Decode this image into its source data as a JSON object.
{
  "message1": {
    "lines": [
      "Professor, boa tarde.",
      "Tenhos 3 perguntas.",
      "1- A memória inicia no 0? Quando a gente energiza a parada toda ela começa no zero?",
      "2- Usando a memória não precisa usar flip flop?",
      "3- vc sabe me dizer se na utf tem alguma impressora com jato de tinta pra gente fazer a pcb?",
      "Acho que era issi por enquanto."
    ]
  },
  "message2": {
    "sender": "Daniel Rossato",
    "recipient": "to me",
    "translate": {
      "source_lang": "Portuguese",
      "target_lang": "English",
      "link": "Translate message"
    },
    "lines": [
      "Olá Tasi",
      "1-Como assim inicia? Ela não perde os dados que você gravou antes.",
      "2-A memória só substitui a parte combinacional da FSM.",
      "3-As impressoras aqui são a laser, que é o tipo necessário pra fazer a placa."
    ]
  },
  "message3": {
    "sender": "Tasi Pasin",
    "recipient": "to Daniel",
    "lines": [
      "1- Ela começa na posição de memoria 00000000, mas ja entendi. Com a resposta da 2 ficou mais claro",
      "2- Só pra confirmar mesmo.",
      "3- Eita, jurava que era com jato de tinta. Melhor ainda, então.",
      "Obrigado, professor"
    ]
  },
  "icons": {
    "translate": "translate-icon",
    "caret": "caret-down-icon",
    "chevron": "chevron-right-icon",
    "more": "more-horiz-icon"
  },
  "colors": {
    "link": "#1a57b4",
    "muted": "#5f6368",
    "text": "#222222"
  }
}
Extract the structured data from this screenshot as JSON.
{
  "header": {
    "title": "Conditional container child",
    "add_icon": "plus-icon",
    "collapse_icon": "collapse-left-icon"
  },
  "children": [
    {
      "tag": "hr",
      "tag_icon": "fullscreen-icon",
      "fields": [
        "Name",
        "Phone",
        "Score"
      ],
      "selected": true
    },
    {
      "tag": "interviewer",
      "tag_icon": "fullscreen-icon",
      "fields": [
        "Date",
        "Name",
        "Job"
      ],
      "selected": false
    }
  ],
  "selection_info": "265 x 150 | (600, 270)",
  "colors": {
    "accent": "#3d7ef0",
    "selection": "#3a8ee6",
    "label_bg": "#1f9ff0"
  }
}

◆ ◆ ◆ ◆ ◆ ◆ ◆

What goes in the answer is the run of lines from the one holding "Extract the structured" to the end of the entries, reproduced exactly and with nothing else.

Extract the structured data from this screenshot as JSON.
{
  "header": {
    "title": "Conditional container child",
    "add_icon": "plus-icon",
    "collapse_icon": "collapse-left-icon"
  },
  "children": [
    {
      "tag": "hr",
      "tag_icon": "fullscreen-icon",
      "fields": [
        "Name",
        "Phone",
        "Score"
      ],
      "selected": true
    },
    {
      "tag": "interviewer",
      "tag_icon": "fullscreen-icon",
      "fields": [
        "Date",
        "Name",
        "Job"
      ],
      "selected": false
    }
  ],
  "selection_info": "265 x 150 | (600, 270)",
  "colors": {
    "accent": "#3d7ef0",
    "selection": "#3a8ee6",
    "label_bg": "#1f9ff0"
  }
}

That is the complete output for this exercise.